Steel import-export transactions are always complex due to the time consumption and cultural differences as well as the geographical distance between two countries. Therefore, the payment process requires the involvement of multiple parties, not only between the exporters and importers but also logistics providers and payment representatives. Below is the detailed procedure to initiate the LC payment in export and import.

Determine terms and conditions

Both the importer and the exporter must first agree on the conditions within the foreign trade contract and the payment step will be specified by using the documentary credit method L/C.

Request for opening L/C

After reaching an agreement with the exporter, the importer will refer to the payment terms in the contract and request the bank to open the L/C. Typically, when opening an L/C, the importer must deposit a margin ranging from 0% to 100% based on the value of the cargo to ensure payment capability.

Notification and confirmation of L/C

Upon deeming it appropriate, the issuing bank will proceed to open the L/C and notify the exporter's bank. If consistent with the credit letter, the bank that opens the L/C will pay the bank's exporter and send the set of cargo receipt documents to the importer.

Exporter reviews and delivers as requirement

The exporter will carefully review the content of the letter of credit. When the delivery time arrives, the exporter will provide the set of payment documents as required by the L/C and send them to the L/C issuing bank on the importer's side.

Check L/C and proceed with payment

After receiving the documents from the exporter, the L/C bank must verify the validity of the document. If the documents are incorrect, the bank has the right to request adjustments, if it's valid, the bank that opens the L/C will pay the notifying bank and send the set of cargo receipt documents to the importer.

At this point, the importer receives the documents from the bank opening LC and checks them. If found satisfactory, they will make payment to the bank.

Choosing a reputable steel supplier to minimize risks in export-import transactions

In the process of participating in LC in export and import transactions, banks play a crucial role as they directly affect both parties. Not only do they ensure payment for the exporter, but they also take responsibility for the importer receiving the goods as per the agreed requirements.

Similarly, as an importer, choosing a reputable exporter is equally essential because the bank's responsibility is limited to checking and verifying documents, so they're not related to the quality of goods. Thus, partnering with a reputable steel supplier ensures the quality of the goods and avoids any risks about the quality for the project.

MRS Steel - the provider steel solutions for importers always ensures the provision of steel grades that meet quality standards. Moreover, we have diverse steel supply from major factories like Hoa Phat, Hoa Sen, and Nam Kim, so each steel product we offer undergoes rigorous inspection processes to ensure maximum value for your project.

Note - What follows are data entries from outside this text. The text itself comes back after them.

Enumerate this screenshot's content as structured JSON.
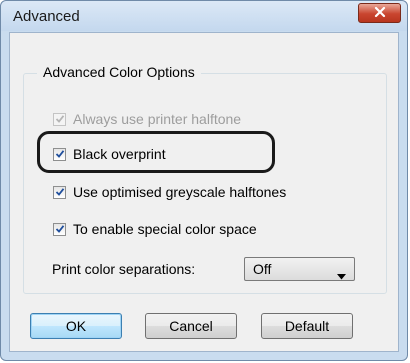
{
  "window": {
    "title": "Advanced",
    "close_icon": "close-icon",
    "close_color": "#c9452f"
  },
  "group": {
    "legend": "Advanced Color Options"
  },
  "options": [
    {
      "label": "Always use printer halftone",
      "checked": true,
      "enabled": false
    },
    {
      "label": "Black overprint",
      "checked": true,
      "enabled": true,
      "highlighted": true
    },
    {
      "label": "Use optimised greyscale halftones",
      "checked": true,
      "enabled": true
    },
    {
      "label": "To enable special color space",
      "checked": true,
      "enabled": true
    }
  ],
  "separations": {
    "label": "Print color separations:",
    "value": "Off"
  },
  "buttons": {
    "ok": "OK",
    "cancel": "Cancel",
    "default": "Default"
  }
}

MRS Steel is not just a steel solutions provider but also we are a hub sharing knowledge and experience in the steel industry. Partnering with MRS Steel means not only purchasing high-quality products but also receiving expert consultation and attentive sales services from our sales team.

Importers who need product advice suitable for projects or detailed pricing are welcome to contact us at the email or on Whatsapp: +84 76 911 2358.